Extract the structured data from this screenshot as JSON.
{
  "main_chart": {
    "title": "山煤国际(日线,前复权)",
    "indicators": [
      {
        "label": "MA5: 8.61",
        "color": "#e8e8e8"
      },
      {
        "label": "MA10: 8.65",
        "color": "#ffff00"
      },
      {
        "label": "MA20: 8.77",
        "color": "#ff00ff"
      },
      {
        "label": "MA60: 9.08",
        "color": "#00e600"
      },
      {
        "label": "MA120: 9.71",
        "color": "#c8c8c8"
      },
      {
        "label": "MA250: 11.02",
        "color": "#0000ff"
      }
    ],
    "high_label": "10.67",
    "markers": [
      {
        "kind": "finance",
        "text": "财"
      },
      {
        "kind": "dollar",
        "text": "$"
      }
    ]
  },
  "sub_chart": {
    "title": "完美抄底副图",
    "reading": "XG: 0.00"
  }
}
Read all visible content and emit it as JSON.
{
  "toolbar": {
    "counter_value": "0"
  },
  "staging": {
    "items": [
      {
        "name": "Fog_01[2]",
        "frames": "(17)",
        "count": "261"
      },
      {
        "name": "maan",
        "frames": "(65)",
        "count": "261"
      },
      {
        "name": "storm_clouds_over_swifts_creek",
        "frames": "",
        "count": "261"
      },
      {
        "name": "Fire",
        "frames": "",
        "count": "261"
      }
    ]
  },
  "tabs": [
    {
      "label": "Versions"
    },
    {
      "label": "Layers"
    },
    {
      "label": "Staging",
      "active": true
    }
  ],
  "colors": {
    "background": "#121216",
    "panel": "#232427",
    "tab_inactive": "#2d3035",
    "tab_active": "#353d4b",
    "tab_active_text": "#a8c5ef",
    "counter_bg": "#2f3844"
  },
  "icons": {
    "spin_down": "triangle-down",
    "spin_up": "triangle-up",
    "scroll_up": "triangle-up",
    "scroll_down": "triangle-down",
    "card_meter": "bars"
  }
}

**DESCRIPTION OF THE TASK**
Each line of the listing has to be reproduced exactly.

**SOLUTION TO THIS PROBLEM**
Extract the structured data from this screenshot as JSON.
{
  "main_chart": {
    "title": "山煤国际(日线,前复权)",
    "indicators": [
      {
        "label": "MA5: 8.61",
        "color": "#e8e8e8"
      },
      {
        "label": "MA10: 8.65",
        "color": "#ffff00"
      },
      {
        "label": "MA20: 8.77",
        "color": "#ff00ff"
      },
      {
        "label": "MA60: 9.08",
        "color": "#00e600"
      },
      {
        "label": "MA120: 9.71",
        "color": "#c8c8c8"
      },
      {
        "label": "MA250: 11.02",
        "color": "#0000ff"
      }
    ],
    "high_label": "10.67",
    "markers": [
      {
        "kind": "finance",
        "text": "财"
      },
      {
        "kind": "dollar",
        "text": "$"
      }
    ]
  },
  "sub_chart": {
    "title": "完美抄底副图",
    "reading": "XG: 0.00"
  }
}
Read all visible content and emit it as JSON.
{
  "toolbar": {
    "counter_value": "0"
  },
  "staging": {
    "items": [
      {
        "name": "Fog_01[2]",
        "frames": "(17)",
        "count": "261"
      },
      {
        "name": "maan",
        "frames": "(65)",
        "count": "261"
      },
      {
        "name": "storm_clouds_over_swifts_creek",
        "frames": "",
        "count": "261"
      },
      {
        "name": "Fire",
        "frames": "",
        "count": "261"
      }
    ]
  },
  "tabs": [
    {
      "label": "Versions"
    },
    {
      "label": "Layers"
    },
    {
      "label": "Staging",
      "active": true
    }
  ],
  "colors": {
    "background": "#121216",
    "panel": "#232427",
    "tab_inactive": "#2d3035",
    "tab_active": "#353d4b",
    "tab_active_text": "#a8c5ef",
    "counter_bg": "#2f3844"
  },
  "icons": {
    "spin_down": "triangle-down",
    "spin_up": "triangle-up",
    "scroll_up": "triangle-up",
    "scroll_down": "triangle-down",
    "card_meter": "bars"
  }
}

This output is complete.